7 Ways to Learn More Without More Study

Here's how teenagers can boost their brainpower this school year.

By SHARE

The abundance of new research on how teenage brains work, aside from being cool for its own sake—teen brains are developing madly, pruning synapses and insulating neurons to build a lean computing machine—is fueling a new movement to help kids make the most of the brain they've got. Think of it as a user's manual for a machine that's still being wired.

One of the leaders in that movement is Wilkie "Bill" Wilson, a neuroscientist and director of DukeLEARN, a Duke University project to teach teenagers the practical applications of neuroscience. DukeLEARN's curriculum for 9th-graders won't be in the schools until 2009, but with the first homework of the fall already being stuffed into backpacks, I asked Bill for a sneak preview. He asked: "How would you like to learn more without having to study more?" Sign me up! Here's how:

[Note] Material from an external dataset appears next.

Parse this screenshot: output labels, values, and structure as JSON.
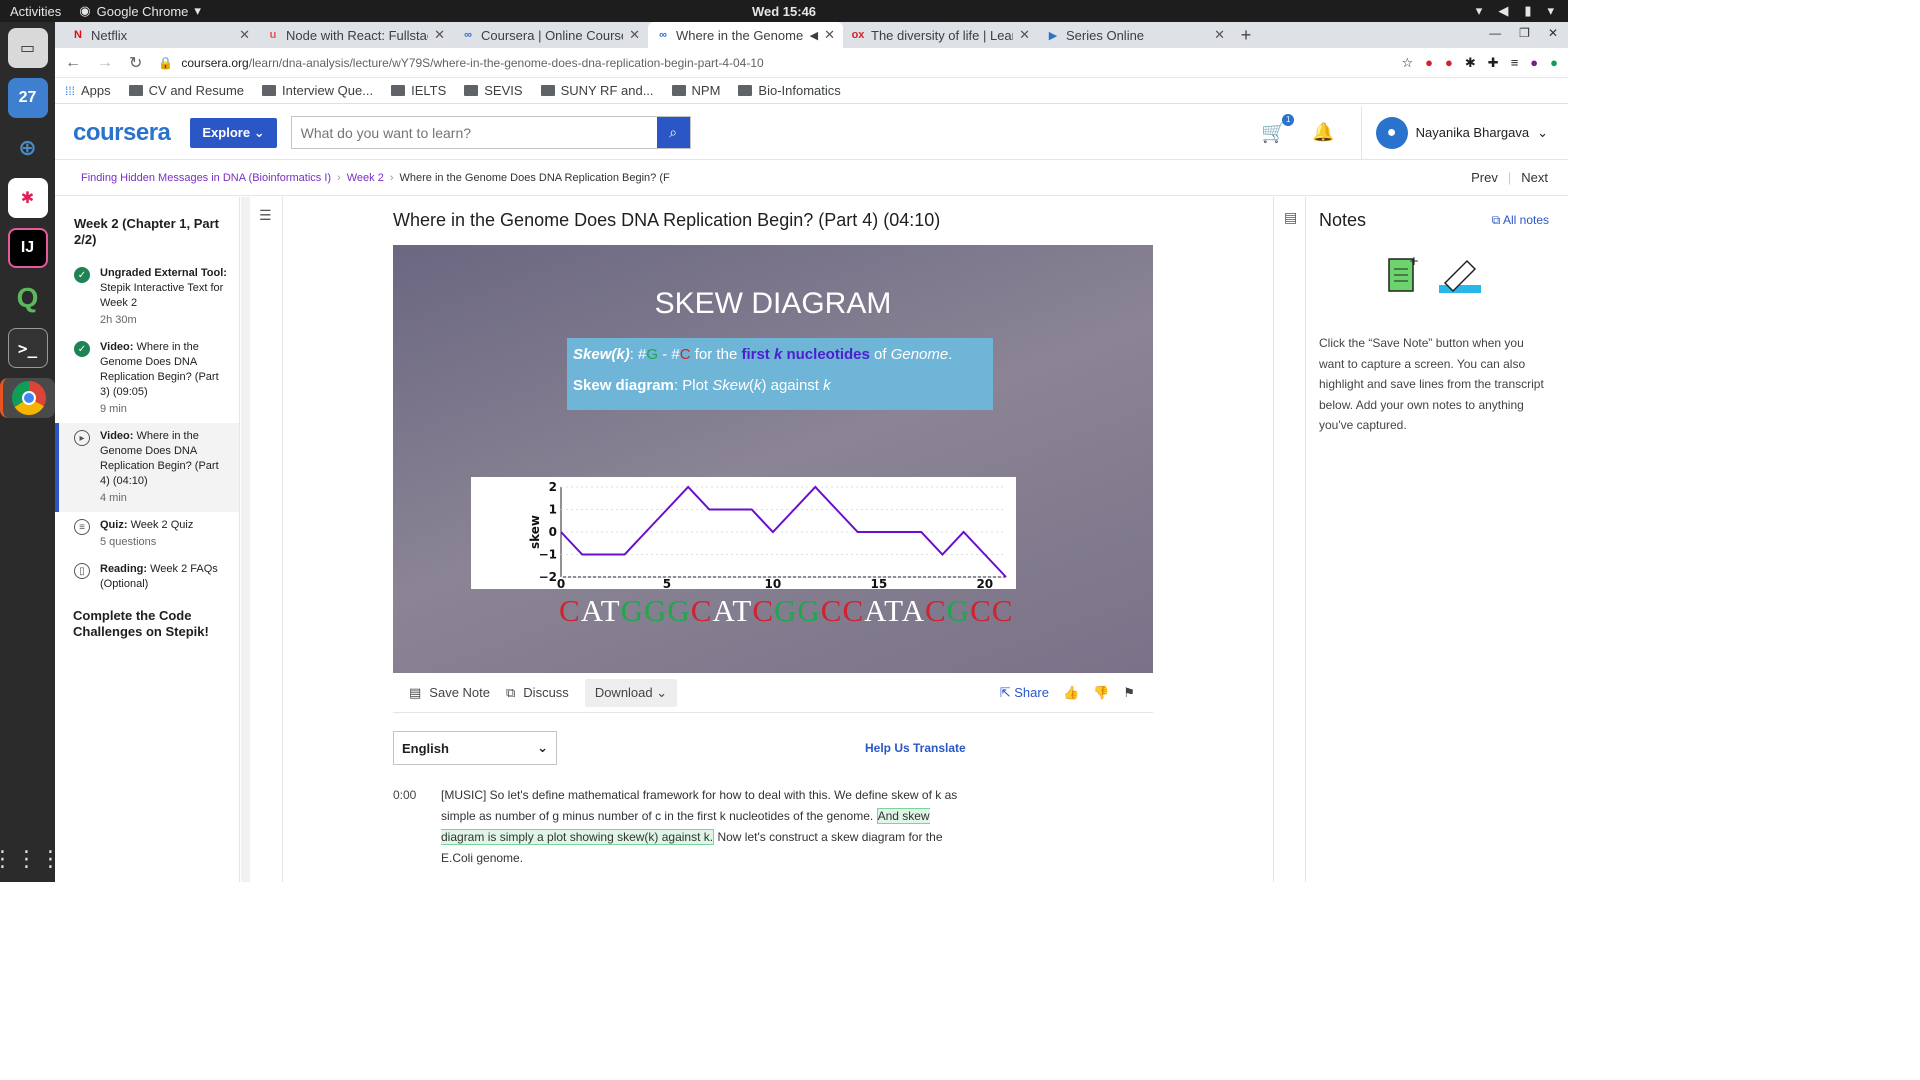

1. Get to bed and go to sleep. Sleep enables memory consolidation, which is psych-speak for saying that you remember stuff after you sleep on it. What's more, overall performance, attention, and the ability to concentrate are damaged by lack of sleep. "So you're hurt in two ways," Wilson says. Teenagers need nine to 10 hours of sleep a night for optimum performance.

2. Start studying a few days in advance of a test. Memories are embedded better if the brain is exposed to information repeatedly. Cramming doesn't work, because your brain doesn't have enough time to embed and consolidate.

3. Feed your head. The brain is an energy hog, and it runs badly if it doesn't get high-octane fuel. That means protein and complex carbs—eggs and wheat toast for breakfast, say, rather than sugary cereal and orange juice. The biggest mistake teens make, Wilson says, is to skip breakfast or to go for sugar, which raises blood sugar, followed by a quick crash.

4. Body exercise is brain exercise. Aerobic exercise really improves brain function, perhaps because it increases blood flow, or perhaps because it reduces stress and anxiety. Exercise also prompts growth of new brain neurons, at least in rats. Twenty minutes or so a day of activity that raises your heart rate will do it.

5. Learn now what you want to remember for the rest of your life. Teenage brains are much better at remembering things on a conscious level than the brains of young children or adults. Scientists aren't sure why, but they know that human brains are primed to notice and remember what's new, and teenagers are exposed to lots of new stuff. "You're going to remember the first time you had sex more than the 33rd time," Wilson says. Whatever the reason, the teenage years are the time to learn new languages and acquire other lifelong skills.

6. Harness the power of risk-taking. Adults are always harping on the downside of teenage risk-taking, and it's true that teenagers are more apt than adults to get themselves in trouble with drinking, driving, and unsafe sex, to name the biggies. But the fact that the parts of the brain that drive people to try new, risky, and exciting things appear to be more developed in teenagers can be a huge plus. Pick appropriate challenges—difficult sports, a tough job, mastering a performance art, traveling overseas—and the teenage brain is uniquely primed to tackle them. (Click here to read what the 19-year-old Harris twins told me last week about their "do hard things" campaign.) Wilson says: "You have this power you're given to go out and do it without fear."

7. Learn what you love. Because emotional systems develop faster in teenager brains than do inhibitory systems, teenagers learn things they're passionate about quickly and well. "Your brain gives you tools like attention on the project, focus," Wilson says.

Wilson's project is a work in progress; DukeLEARN will be testing whether teaching teenagers how their brains work will improve academic performance and lead them to take better care of their brains. But nobody says you can't do your own experiment, starting right now.